App and web page records -
=====

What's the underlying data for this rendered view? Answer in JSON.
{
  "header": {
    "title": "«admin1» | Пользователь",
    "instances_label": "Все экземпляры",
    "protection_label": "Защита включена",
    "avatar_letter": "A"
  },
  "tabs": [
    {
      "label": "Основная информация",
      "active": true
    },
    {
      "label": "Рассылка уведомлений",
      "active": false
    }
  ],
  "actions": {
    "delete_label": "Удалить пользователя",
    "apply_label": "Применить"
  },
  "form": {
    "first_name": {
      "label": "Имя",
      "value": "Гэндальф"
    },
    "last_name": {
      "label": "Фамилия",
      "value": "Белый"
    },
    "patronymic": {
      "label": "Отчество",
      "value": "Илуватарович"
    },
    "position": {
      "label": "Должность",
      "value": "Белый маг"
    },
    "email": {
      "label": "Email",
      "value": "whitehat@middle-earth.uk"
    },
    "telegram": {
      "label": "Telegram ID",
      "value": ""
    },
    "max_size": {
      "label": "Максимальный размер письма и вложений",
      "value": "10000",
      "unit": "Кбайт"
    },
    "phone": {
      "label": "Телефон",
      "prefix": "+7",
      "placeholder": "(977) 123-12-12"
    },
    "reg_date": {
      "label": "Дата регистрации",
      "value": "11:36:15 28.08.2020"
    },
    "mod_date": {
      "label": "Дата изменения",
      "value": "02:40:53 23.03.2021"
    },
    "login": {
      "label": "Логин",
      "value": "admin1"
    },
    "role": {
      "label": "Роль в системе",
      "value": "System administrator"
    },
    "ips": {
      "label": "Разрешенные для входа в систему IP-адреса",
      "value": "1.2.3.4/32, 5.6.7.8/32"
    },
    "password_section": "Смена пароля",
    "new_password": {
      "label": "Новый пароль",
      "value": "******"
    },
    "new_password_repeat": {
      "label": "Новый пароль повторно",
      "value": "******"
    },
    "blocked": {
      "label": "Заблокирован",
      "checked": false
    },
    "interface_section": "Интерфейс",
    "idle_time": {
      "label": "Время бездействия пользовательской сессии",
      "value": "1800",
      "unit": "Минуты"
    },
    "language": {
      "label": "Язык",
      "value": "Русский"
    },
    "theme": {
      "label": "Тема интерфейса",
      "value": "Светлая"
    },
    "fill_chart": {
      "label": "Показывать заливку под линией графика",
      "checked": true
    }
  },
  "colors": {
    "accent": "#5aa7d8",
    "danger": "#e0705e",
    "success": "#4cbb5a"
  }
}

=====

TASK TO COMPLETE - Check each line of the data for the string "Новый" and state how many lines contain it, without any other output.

WORKED SOLUTION - 2